**Work required:** The answer must consist of every line in the data that contains "What".

Exercise data Block Start

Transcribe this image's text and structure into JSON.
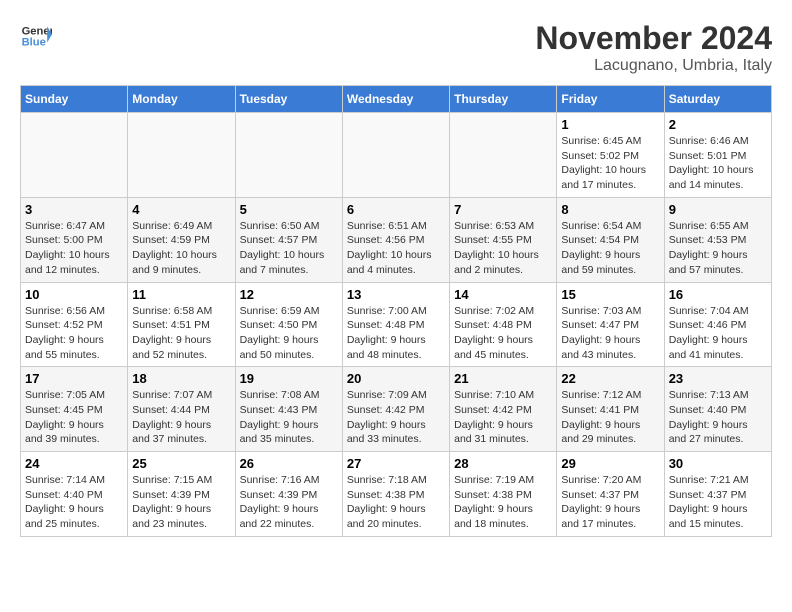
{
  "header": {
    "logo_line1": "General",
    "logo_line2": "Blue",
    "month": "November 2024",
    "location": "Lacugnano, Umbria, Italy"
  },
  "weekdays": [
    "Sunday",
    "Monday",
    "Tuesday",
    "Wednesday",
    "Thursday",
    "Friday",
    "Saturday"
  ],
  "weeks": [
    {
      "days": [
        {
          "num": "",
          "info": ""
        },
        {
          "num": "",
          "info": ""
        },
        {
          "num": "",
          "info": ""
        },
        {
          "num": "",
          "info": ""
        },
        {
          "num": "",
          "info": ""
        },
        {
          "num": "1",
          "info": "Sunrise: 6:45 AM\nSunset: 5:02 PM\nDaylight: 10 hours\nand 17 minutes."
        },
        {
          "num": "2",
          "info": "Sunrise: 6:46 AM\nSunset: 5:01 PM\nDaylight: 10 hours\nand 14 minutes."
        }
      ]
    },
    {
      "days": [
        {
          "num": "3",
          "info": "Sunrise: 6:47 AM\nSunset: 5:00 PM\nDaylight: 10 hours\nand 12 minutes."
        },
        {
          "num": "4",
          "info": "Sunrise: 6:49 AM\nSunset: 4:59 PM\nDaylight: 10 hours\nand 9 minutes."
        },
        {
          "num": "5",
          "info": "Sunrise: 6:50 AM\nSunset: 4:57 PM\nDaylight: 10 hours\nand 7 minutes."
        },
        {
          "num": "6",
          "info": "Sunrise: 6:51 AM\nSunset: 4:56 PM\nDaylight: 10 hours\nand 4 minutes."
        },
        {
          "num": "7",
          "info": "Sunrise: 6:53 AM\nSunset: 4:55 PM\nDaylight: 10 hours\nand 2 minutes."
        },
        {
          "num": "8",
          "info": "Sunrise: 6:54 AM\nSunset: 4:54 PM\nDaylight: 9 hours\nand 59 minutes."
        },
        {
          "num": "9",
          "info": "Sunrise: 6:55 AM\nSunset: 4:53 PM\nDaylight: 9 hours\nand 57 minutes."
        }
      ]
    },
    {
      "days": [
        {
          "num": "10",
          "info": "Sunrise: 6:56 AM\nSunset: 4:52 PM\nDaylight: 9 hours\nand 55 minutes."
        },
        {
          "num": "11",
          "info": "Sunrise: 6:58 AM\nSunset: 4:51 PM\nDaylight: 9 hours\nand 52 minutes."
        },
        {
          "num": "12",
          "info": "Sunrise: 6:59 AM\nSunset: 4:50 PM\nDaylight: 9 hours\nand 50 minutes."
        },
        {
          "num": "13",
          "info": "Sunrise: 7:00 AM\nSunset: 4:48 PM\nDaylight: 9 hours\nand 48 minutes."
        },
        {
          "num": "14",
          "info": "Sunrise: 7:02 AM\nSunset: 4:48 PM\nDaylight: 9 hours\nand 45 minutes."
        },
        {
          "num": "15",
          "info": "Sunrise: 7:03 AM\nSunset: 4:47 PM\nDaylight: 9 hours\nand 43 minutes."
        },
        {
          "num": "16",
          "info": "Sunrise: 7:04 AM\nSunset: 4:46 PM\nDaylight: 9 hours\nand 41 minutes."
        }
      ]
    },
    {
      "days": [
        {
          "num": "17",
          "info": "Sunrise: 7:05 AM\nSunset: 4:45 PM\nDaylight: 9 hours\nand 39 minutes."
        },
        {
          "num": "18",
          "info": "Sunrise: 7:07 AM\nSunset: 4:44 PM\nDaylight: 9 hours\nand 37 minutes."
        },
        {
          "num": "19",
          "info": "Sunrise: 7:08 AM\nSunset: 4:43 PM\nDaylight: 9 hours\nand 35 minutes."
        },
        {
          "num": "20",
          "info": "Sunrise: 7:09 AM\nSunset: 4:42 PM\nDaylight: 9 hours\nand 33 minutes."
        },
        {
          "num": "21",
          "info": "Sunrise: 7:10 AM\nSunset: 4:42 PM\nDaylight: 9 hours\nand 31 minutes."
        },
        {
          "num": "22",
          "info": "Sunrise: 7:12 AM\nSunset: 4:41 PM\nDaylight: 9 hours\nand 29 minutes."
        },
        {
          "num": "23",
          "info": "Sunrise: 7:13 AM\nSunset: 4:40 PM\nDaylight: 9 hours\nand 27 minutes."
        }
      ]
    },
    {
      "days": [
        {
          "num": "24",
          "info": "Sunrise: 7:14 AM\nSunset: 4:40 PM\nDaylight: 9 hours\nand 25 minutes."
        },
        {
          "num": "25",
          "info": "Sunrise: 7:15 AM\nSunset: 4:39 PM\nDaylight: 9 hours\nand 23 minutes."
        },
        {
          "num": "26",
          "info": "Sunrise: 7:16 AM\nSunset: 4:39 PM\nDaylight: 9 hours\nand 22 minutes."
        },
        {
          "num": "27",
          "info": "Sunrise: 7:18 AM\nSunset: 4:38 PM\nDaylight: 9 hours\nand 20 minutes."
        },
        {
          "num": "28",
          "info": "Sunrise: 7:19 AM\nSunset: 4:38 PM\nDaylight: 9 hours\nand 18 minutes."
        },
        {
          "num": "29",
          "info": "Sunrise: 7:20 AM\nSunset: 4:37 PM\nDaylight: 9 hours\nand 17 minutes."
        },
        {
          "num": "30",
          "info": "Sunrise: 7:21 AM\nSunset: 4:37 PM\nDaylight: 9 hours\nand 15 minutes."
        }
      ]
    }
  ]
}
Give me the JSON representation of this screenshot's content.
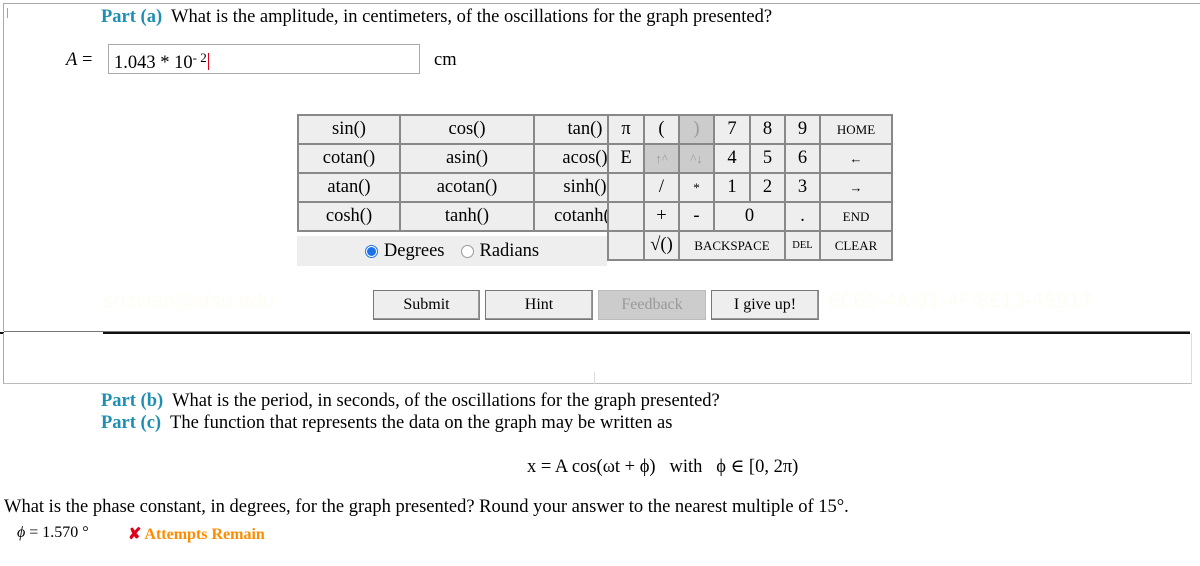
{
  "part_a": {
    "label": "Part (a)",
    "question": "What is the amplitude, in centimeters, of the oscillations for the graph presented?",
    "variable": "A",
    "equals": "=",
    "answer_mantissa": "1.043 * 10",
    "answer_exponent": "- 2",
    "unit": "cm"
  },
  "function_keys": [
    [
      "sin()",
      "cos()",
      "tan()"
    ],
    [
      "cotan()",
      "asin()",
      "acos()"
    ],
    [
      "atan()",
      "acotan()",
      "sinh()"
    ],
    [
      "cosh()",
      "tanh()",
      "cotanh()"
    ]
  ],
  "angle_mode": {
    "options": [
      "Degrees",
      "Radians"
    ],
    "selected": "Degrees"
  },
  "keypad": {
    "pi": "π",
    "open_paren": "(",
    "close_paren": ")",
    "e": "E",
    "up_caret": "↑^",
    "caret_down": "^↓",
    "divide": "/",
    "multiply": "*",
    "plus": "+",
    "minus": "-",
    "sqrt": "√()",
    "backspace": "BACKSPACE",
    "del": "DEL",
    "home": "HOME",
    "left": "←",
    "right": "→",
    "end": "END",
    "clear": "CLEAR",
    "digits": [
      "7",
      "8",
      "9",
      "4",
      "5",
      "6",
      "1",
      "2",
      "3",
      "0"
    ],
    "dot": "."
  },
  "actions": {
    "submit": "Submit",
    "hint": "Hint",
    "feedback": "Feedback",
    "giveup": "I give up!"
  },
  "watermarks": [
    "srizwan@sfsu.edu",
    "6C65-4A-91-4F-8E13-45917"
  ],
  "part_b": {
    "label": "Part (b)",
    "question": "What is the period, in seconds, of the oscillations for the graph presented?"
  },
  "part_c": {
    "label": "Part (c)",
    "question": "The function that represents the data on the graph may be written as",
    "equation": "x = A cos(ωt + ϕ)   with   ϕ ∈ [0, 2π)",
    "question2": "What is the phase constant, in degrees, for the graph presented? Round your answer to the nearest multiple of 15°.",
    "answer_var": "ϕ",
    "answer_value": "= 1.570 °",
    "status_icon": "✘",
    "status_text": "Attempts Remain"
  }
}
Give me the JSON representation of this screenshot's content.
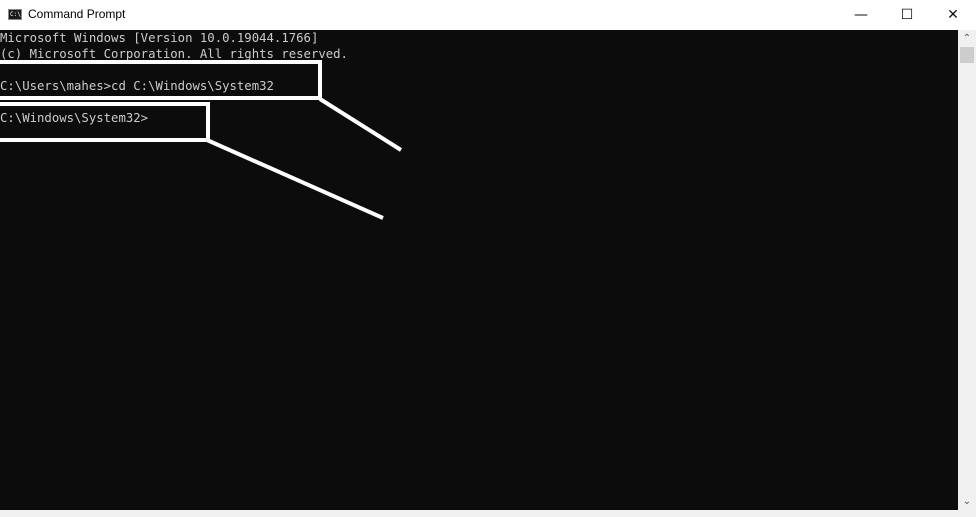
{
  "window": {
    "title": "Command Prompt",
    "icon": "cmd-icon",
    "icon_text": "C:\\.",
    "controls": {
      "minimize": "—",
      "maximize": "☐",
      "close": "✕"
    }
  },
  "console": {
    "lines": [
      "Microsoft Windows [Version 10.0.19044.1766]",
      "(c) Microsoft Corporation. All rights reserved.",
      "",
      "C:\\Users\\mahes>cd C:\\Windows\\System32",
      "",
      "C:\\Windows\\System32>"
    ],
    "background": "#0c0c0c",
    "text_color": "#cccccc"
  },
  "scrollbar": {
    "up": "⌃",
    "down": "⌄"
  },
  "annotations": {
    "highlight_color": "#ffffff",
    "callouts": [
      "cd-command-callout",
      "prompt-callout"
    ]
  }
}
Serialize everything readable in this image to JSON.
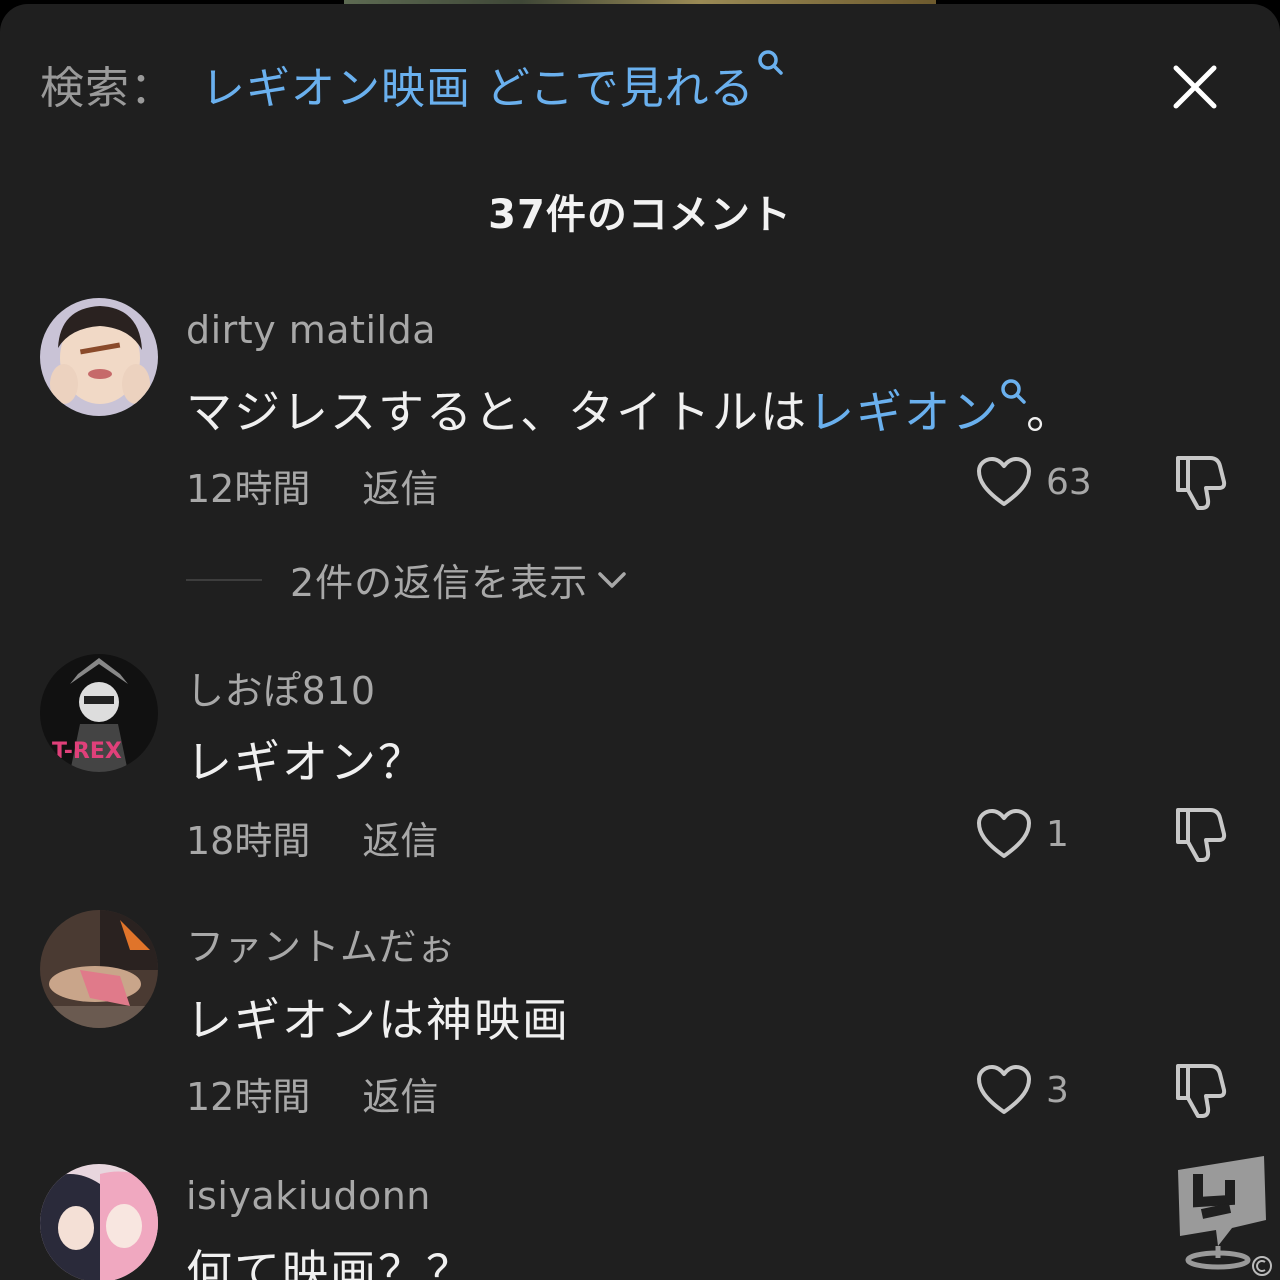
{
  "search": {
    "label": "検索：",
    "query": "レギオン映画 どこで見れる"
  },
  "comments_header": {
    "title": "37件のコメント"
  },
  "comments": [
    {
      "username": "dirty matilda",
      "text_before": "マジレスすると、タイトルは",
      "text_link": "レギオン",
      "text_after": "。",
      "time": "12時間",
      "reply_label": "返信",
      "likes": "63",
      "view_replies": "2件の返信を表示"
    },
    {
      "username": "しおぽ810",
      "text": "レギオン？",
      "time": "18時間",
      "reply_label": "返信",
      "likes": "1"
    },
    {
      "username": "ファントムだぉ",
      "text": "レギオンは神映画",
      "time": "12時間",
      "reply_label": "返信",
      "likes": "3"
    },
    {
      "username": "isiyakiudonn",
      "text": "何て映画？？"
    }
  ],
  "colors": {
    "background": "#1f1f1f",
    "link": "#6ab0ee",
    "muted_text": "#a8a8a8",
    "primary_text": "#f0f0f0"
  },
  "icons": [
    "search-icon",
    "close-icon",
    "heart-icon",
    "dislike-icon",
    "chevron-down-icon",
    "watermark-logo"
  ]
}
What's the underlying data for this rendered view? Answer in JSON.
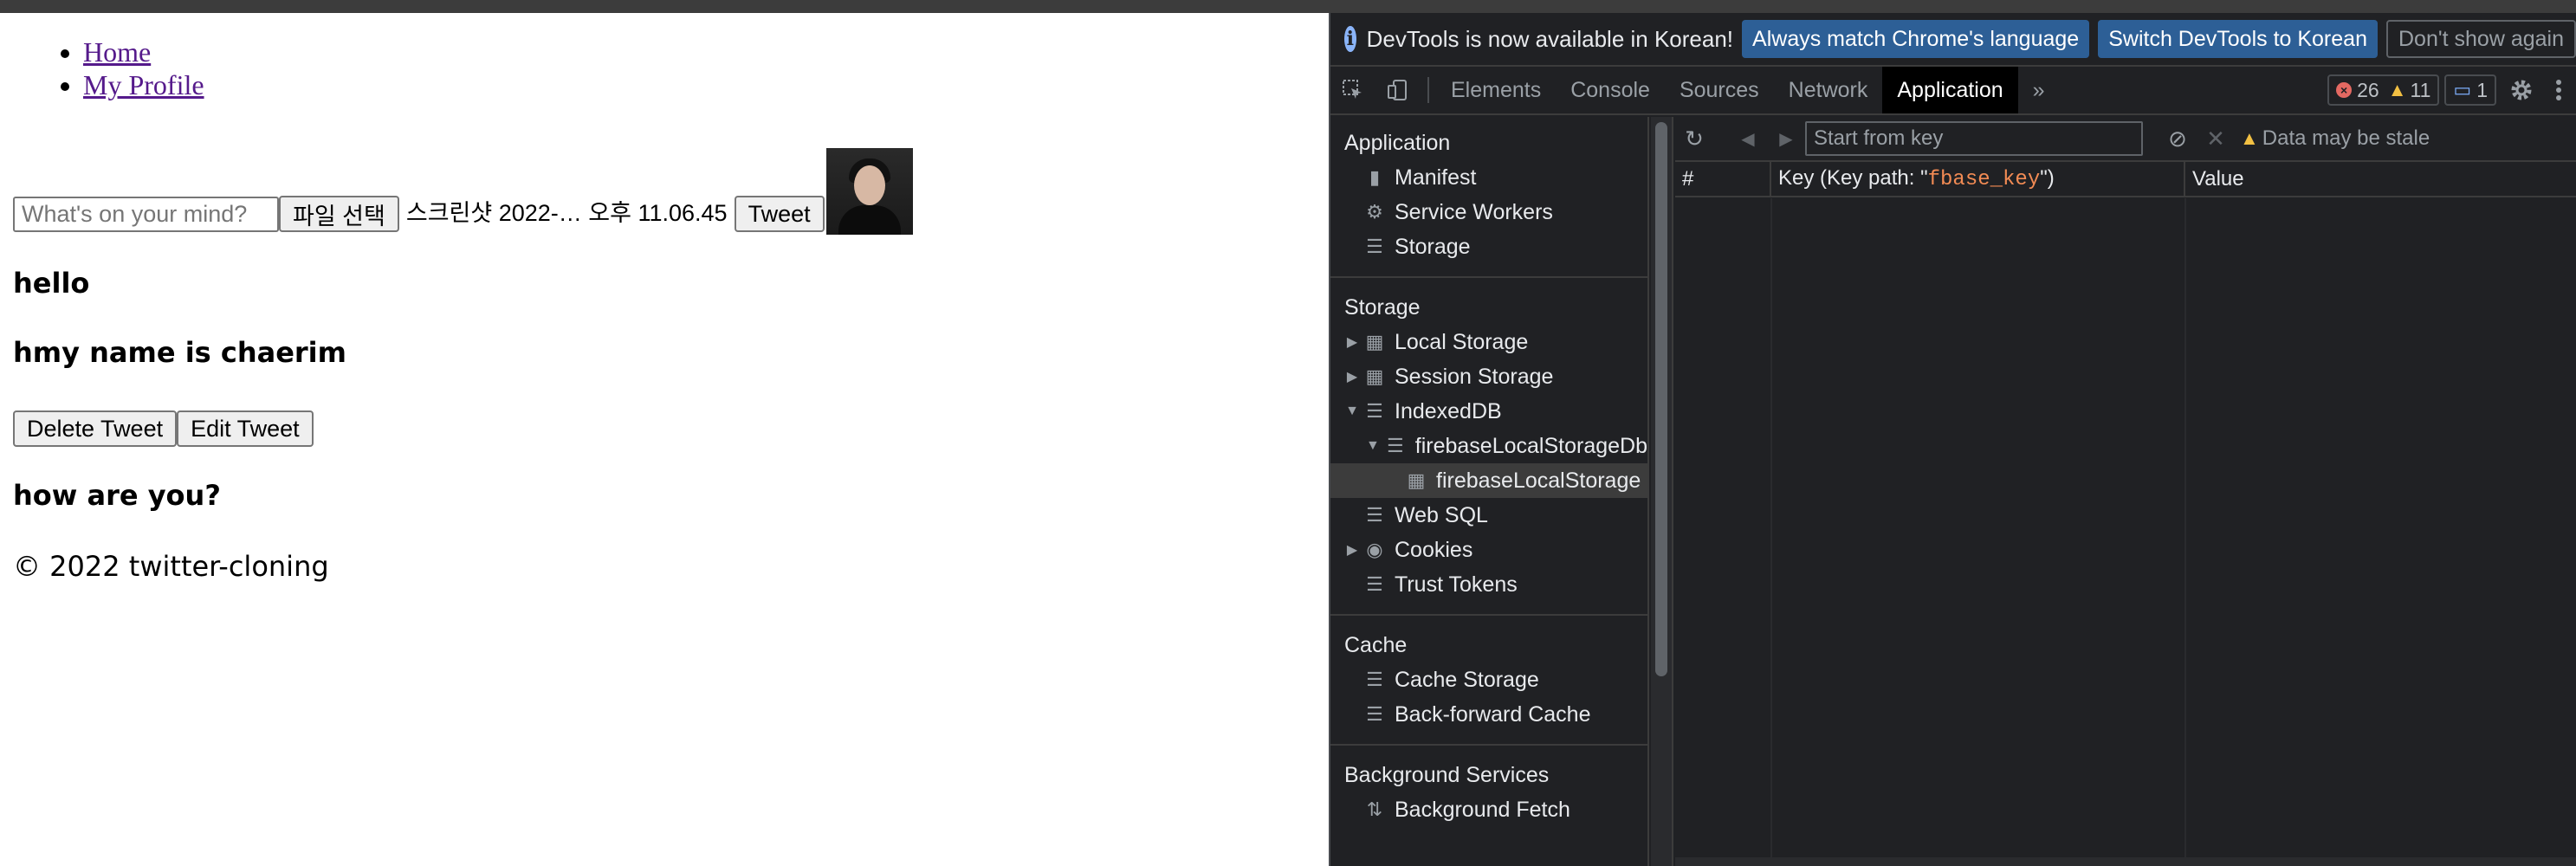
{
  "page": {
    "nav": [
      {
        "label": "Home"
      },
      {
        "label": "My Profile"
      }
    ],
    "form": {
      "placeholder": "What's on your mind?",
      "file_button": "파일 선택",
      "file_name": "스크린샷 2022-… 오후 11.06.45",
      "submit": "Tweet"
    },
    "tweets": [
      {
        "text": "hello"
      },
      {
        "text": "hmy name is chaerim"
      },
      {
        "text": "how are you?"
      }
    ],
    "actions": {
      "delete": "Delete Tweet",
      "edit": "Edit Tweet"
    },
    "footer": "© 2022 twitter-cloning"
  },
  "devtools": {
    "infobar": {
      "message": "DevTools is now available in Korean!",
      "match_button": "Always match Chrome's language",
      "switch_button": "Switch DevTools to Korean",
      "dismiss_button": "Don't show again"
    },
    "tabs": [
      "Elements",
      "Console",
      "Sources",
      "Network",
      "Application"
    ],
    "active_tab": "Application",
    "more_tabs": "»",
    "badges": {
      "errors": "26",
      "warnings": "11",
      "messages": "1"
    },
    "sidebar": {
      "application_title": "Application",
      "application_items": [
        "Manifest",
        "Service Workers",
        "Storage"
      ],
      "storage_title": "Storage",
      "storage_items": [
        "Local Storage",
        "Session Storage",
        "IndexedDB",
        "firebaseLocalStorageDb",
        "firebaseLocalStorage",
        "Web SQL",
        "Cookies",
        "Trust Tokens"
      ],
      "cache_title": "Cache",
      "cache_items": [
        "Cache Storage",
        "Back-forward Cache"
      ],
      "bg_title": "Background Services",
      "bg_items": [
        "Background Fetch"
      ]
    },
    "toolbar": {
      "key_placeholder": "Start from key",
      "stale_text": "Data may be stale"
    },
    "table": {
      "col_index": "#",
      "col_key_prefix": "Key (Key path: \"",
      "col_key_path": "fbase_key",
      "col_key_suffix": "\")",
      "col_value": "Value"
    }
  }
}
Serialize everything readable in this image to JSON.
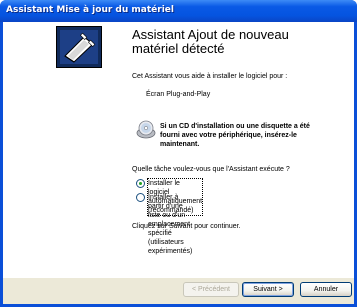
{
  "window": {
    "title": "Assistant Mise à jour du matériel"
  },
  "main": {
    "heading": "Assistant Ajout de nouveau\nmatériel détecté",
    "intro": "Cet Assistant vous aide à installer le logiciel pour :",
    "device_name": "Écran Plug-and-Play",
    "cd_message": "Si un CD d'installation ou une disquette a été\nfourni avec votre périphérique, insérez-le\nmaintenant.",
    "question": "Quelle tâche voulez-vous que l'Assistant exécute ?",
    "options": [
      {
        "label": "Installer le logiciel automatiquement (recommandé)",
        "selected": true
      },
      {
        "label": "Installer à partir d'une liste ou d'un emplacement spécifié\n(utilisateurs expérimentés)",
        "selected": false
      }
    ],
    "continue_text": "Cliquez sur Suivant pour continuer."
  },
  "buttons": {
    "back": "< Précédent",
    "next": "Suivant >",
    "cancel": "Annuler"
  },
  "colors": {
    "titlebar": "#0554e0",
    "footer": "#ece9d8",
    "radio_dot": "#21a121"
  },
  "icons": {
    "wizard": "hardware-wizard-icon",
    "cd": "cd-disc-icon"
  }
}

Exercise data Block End

**Answer below:**
    "question": "What is the amplitude, in centimeters, of the oscillations for the graph presented?",
    "question": "What is the period, in seconds, of the oscillations for the graph presented?"
    "question2": "What is the phase constant, in degrees, for the graph presented? Round your answer to the nearest multiple of 15°.",
What's the underlying data for this rendered view? Answer in JSON.
      "placeholder": "What's on your mind?",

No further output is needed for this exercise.